with very melodic flavoring, it nowhere erupts into the violence of many of the band’s other songs. Beautiful spun out guitar work, as well solo as rhythm and Averill singing at his most melodic, but still raw and emotional, explain, without much additional words needed, why Primordial
has a following far exceeding that of a Black Metal
Trashier elements with Primordial
always seem to come in with the shorter tracks, “The Black
Hundred” being no exception, especially in its beginning. Fast and rough at the start, more varied and melodic lateron, but not one of those that really impress me. Third voice speech separating first and latter part of the song, going almost over into the operatic. For once the vocals also seem to be struggling somewhat to hit the right tone, but well, he wouldn’t be a great singer if he were not able to emerge from that with relative ease.
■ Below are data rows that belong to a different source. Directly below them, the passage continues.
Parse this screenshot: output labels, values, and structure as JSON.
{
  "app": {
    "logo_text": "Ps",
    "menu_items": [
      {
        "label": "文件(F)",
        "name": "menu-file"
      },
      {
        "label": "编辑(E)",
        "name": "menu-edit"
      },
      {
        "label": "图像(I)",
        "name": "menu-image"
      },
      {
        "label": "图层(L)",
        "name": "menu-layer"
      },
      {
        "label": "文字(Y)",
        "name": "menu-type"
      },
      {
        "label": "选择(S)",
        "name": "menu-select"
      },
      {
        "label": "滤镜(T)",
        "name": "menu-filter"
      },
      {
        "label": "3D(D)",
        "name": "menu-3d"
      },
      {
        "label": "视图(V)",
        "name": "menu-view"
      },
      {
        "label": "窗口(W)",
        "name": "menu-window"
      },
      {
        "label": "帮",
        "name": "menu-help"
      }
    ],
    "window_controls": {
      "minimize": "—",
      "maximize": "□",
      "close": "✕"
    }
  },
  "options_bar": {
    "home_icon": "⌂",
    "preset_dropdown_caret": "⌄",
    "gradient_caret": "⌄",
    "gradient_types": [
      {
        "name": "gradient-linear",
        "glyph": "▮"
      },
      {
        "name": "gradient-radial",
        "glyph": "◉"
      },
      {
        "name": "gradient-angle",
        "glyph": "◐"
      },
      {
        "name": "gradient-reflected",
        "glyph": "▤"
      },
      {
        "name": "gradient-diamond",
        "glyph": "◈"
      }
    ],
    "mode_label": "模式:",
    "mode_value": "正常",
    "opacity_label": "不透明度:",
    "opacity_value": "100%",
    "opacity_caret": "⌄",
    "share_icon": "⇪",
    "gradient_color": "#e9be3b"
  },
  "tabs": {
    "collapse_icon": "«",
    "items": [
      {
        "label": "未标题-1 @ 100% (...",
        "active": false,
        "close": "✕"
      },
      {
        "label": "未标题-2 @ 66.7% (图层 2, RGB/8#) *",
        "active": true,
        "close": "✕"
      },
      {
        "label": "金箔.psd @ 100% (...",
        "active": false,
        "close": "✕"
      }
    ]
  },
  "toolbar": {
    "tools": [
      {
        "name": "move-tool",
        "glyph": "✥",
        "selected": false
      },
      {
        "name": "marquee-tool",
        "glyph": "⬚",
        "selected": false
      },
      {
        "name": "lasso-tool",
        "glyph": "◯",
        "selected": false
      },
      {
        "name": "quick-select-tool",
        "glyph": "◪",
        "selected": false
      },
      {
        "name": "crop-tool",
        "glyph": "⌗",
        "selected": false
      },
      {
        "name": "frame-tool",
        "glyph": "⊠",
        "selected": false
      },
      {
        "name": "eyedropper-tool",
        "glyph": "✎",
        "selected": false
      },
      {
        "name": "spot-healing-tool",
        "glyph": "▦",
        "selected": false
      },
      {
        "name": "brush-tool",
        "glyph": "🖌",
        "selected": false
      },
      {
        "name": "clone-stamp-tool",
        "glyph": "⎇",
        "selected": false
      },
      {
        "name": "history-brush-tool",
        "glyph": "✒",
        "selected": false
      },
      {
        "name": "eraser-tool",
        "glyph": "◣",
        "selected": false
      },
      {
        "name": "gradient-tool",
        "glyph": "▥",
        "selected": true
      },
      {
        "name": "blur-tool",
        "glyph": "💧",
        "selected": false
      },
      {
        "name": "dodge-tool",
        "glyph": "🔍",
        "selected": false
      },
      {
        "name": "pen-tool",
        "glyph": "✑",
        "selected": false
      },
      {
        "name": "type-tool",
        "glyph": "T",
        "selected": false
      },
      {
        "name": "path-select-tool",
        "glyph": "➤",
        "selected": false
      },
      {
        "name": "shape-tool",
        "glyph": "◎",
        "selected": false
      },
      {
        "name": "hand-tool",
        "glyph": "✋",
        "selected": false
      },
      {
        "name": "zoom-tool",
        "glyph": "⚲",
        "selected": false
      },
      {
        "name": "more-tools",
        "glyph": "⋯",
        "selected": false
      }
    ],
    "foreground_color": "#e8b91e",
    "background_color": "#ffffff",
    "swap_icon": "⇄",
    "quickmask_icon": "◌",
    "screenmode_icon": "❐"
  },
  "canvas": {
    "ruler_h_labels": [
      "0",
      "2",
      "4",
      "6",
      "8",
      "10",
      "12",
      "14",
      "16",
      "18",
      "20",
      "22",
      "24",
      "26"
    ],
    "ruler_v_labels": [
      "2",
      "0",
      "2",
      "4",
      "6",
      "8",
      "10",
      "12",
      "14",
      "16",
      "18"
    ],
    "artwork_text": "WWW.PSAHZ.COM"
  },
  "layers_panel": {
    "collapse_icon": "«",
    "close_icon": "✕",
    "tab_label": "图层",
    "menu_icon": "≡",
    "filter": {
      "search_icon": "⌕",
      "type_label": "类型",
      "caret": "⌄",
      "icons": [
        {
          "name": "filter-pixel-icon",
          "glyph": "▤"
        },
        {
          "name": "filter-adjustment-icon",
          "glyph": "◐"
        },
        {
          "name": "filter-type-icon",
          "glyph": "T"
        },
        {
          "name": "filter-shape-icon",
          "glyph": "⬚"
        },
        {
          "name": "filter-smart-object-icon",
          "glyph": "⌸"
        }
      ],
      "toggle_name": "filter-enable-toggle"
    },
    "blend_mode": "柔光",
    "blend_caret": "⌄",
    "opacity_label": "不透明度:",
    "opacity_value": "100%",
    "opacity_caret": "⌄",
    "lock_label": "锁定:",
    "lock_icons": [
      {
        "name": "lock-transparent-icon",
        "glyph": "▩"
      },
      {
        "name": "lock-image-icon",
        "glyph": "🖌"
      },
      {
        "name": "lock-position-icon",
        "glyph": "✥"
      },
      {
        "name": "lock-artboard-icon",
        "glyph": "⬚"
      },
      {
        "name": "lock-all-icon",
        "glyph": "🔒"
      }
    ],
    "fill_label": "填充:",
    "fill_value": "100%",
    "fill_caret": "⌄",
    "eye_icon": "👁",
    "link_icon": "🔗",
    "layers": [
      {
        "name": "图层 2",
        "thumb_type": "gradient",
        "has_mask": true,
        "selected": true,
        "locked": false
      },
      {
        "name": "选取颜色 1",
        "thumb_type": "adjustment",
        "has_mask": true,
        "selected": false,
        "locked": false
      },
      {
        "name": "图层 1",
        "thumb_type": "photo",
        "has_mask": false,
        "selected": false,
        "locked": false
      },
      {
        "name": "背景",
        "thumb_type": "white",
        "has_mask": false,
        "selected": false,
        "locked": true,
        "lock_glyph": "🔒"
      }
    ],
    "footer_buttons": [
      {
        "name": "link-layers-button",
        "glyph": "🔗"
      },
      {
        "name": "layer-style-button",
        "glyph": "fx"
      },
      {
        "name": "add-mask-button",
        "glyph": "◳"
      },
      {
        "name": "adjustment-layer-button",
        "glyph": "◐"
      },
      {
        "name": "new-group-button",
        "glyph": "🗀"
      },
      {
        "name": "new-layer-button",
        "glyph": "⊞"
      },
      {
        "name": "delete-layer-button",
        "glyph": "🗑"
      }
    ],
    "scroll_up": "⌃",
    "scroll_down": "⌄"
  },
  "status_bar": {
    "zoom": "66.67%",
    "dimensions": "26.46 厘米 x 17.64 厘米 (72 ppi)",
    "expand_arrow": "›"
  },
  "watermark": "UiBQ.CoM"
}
Does something like Black Metal
Ballads exist? Listening to the Puritans Hand
I tend to say yes. Absolutely wonderful composition with great breaks and changes and Averill showing all the best of his great variety of vocal concepts, from pure, bright, laid back, to aggressive , shouting, emotional. Don’t get me wrong, that I write relatively few words about it, doesn’t mean that it isn’t a highlight of this album!
The longest was saved for the last here, “Death
of the Gods” , lasting over 9 minutes, shows mainly the more melodic sides of the arsenal of Primordial
, also expressing a more resigned and doom laden, almost defeatist mood than most of the songs of the band, (Although you will search in vain for anything really positive and hopeful in the entire lyrics they have so far staged). It is certainly a naturally balanced composition, but it streams a bit as a river without any cataract surprises. None of the nice breaks and variety in vocals that can be found at so many spots in the band’s repertoire. Not one of the best, certainly the least interesting here.
has once more pulled it off well. No, little surprises here, but lots of solidity. Anyway
those looking for surprises in the band’s concept will probably be disappointed for a long time to come, as everything points into the direction that with the last three albums they have found the specific turf they were looking for. Is it among the greatest albums ever made? No, that would be too much honor for this production, but it does represent one of the top releases in Folk Black Metal
of this year and given the competition, that is no mean fact. 18 out of 20 from me for this one and looking forward to more stuff like this!